At a minimum, bring a heavy, warm coat for each family member, fleece and rain jackets, gloves, hats, and a good pair of water-resistant shoes. Many elect to buy heavy winter boots (and shoe spikes, a.k.a. “tire chains” that wrap over your existing shoes) in Alaska, as there’s usually a plethora of options and weather-ratings available.
In the Fairbanks area, your concern with winter gear is as much warmth as it is in being water repellent. The snow is drier in Fairbanks and the temperatures much colder than along the coast. One military spouse mentioned that she could literally sweep the snow rather than shovel! Although you can usually go outside for activities like cross-country skiing and snowshoeing, Fairbanks can get so cold that you just can’t keep warm, no matter what you’re doing. It is near the town of North Pole, after all!
9) Will I see bears and moose in Alaska?

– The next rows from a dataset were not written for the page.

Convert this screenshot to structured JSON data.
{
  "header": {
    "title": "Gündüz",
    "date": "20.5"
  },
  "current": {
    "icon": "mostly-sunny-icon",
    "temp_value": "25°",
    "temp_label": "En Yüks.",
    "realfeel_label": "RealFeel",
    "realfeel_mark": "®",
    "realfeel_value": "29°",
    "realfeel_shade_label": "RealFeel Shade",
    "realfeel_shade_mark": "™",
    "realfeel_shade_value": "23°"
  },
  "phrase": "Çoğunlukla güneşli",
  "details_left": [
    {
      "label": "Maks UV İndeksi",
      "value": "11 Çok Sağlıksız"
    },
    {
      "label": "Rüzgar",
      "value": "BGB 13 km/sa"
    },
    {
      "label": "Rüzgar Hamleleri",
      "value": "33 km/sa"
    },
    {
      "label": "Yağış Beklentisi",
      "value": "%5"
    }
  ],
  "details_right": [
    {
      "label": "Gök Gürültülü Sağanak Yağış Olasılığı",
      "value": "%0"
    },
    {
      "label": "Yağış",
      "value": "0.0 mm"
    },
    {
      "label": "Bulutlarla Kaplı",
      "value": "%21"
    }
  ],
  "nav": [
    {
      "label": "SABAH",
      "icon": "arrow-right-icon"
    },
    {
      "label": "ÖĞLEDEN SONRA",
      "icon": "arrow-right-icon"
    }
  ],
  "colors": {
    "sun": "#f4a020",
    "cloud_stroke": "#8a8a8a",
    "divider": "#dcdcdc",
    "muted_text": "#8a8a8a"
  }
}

The short answer to that is yes, along with lots of other wildlife. Get extensive info on how to safely prepare for wildlife encounters in Alaska. Your installation will probably have a mandatory in-brief regarding wildlife.
10) Why do people love living in Alaska?
Many military members choose Alaska for their retirement, especially in the Anchorage area near JBER. The Anchorage area is very military friendly, and offers veteran medical care through the VA Hospital, which also shares state-of-the-art medical facilities with the JBER medical group.
People mention the unparalleled natural beauty, year-round outdoor activities, and the abundant opportunities for hunting, fishing, and camping as reasons they love Alaska.